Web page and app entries
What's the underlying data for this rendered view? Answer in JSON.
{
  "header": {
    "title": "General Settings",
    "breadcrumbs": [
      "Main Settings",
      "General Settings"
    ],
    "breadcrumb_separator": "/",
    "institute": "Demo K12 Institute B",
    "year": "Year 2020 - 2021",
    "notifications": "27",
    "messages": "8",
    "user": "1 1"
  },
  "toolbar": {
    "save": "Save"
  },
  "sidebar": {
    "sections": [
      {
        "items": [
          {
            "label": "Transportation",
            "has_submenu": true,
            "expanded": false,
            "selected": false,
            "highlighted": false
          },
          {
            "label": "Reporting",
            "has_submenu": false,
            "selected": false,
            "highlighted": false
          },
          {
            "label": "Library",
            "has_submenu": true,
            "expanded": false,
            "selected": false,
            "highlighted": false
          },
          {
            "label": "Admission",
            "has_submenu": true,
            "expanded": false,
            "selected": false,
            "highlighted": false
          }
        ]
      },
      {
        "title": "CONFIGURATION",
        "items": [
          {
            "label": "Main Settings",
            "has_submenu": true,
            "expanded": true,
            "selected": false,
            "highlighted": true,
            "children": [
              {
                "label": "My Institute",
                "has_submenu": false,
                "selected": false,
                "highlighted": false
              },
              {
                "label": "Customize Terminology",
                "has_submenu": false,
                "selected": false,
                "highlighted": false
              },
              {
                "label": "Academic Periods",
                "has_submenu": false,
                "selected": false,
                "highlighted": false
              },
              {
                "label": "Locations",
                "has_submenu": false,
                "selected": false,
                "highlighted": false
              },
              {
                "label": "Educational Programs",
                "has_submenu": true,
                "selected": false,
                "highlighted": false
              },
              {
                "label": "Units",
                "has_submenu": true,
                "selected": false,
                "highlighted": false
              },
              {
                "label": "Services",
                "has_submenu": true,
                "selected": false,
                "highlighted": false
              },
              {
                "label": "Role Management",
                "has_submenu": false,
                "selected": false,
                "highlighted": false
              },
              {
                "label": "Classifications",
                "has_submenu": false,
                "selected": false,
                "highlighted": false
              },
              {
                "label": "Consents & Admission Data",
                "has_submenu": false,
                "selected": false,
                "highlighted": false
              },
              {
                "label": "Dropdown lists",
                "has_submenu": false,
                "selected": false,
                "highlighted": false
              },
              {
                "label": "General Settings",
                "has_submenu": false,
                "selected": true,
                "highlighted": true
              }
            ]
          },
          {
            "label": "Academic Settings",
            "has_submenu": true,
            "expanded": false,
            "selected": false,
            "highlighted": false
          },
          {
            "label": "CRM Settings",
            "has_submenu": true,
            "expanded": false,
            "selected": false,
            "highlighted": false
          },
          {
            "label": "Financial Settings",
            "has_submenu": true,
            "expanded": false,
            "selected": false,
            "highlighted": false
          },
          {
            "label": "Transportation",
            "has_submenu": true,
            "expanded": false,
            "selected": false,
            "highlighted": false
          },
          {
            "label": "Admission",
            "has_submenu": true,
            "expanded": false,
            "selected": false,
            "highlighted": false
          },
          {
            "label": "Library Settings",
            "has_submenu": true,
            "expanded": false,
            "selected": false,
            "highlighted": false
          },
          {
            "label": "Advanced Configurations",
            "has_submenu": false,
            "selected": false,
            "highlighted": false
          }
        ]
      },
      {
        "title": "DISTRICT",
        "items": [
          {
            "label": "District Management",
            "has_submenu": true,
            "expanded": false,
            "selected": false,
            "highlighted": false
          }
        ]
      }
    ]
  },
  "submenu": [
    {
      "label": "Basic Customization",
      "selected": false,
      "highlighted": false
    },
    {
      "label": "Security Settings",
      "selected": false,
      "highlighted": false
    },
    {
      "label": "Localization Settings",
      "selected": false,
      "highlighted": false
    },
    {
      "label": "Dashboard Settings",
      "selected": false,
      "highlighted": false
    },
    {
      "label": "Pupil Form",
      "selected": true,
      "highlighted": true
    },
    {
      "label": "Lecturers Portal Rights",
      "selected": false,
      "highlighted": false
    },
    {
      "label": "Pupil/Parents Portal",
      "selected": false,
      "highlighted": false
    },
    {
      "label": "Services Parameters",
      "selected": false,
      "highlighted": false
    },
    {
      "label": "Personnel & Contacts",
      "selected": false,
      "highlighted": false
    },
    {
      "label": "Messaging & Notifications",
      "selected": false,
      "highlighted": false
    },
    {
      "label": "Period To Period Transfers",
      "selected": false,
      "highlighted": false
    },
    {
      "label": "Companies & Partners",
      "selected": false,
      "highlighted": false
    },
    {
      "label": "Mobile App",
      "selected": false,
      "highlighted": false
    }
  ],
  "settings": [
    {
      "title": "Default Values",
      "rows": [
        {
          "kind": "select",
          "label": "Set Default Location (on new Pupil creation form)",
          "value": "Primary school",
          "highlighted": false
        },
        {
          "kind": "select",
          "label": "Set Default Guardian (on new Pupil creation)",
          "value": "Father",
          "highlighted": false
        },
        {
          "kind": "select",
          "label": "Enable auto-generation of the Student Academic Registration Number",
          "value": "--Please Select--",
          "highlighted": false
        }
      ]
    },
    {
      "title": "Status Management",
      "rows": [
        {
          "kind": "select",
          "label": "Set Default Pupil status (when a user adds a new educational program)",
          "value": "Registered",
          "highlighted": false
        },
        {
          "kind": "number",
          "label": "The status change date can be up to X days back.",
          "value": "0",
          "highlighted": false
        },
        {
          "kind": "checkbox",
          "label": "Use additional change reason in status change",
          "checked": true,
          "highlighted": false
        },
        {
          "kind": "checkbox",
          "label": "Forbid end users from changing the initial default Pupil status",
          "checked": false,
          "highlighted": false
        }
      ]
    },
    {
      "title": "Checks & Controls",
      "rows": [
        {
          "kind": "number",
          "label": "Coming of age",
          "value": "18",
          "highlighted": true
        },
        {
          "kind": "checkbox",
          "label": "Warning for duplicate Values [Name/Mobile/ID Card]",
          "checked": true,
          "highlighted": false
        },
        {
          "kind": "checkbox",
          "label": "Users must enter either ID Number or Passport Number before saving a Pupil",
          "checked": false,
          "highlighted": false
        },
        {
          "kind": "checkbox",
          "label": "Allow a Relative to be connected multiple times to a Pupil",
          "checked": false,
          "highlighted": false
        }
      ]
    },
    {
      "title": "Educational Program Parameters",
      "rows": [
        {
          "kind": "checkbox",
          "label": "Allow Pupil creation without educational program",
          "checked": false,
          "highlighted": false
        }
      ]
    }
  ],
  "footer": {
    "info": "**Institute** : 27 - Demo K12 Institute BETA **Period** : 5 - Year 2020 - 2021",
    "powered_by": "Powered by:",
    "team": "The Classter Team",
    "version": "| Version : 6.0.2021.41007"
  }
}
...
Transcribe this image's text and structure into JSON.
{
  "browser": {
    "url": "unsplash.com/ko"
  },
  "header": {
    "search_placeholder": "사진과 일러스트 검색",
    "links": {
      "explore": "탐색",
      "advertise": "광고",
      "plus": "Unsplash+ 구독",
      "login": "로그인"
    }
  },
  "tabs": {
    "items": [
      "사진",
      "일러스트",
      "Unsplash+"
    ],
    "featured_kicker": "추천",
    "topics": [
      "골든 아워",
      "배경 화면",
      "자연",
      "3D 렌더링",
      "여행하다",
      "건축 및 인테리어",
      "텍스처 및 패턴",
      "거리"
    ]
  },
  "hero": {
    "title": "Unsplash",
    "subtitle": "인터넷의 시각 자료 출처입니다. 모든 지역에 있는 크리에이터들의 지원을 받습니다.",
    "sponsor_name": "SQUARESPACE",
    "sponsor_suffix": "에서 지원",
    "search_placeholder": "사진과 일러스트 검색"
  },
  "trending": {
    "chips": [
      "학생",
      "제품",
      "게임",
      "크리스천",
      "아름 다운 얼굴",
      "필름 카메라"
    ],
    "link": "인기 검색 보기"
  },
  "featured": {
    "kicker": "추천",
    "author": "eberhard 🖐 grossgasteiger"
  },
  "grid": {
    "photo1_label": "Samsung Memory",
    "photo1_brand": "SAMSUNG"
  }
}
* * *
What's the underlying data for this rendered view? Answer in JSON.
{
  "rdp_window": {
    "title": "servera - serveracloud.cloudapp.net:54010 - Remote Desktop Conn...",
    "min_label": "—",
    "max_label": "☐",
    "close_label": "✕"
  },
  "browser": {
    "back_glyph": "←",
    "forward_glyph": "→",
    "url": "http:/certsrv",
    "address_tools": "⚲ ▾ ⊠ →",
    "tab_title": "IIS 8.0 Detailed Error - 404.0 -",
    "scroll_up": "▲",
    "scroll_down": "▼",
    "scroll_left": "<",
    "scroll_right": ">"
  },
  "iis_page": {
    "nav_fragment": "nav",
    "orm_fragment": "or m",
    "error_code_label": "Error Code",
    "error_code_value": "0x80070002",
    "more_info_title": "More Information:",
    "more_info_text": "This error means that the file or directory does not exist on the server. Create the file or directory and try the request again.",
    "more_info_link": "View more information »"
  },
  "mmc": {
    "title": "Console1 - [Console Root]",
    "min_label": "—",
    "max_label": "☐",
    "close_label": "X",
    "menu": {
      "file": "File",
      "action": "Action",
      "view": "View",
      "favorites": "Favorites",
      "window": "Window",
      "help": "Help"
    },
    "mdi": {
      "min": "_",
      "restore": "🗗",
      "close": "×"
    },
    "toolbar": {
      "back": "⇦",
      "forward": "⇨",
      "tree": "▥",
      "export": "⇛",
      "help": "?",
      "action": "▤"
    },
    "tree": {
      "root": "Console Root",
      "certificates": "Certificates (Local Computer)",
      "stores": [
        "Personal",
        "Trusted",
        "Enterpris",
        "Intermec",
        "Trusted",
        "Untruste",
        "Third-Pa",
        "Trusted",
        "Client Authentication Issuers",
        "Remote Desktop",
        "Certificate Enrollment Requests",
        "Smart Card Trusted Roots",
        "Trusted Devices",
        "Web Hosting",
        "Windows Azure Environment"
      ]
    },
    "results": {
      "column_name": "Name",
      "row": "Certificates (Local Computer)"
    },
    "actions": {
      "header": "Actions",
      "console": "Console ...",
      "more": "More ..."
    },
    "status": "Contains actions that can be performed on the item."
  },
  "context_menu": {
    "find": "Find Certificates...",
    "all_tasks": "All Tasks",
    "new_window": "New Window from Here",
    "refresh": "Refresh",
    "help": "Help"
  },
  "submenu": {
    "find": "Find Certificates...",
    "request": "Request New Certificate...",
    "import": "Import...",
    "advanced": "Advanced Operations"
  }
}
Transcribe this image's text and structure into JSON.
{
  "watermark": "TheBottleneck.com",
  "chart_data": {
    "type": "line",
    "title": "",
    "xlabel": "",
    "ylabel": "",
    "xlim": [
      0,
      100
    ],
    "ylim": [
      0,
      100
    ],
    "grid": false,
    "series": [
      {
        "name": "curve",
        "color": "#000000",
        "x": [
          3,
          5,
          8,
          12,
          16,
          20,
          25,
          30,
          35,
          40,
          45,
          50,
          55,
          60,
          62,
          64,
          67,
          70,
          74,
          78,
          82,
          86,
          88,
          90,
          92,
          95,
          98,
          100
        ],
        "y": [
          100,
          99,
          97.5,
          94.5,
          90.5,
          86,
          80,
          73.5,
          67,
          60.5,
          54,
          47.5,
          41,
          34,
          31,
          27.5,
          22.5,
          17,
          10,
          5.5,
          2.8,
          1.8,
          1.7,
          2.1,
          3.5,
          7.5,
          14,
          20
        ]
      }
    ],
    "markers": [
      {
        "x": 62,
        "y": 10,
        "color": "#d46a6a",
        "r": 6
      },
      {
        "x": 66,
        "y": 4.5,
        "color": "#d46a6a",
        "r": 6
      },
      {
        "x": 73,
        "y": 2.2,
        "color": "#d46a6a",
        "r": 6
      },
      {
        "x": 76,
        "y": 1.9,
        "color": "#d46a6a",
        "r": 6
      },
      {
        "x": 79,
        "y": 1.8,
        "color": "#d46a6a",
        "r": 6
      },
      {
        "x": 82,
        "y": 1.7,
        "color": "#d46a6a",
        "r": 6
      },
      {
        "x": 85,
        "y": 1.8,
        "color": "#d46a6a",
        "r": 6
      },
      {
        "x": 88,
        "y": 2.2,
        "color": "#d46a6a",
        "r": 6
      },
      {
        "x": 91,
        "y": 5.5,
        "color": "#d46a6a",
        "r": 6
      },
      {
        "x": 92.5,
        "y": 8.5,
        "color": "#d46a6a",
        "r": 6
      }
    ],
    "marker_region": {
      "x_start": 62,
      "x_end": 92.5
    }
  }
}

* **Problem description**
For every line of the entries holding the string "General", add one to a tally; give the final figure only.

* **Answer section**
3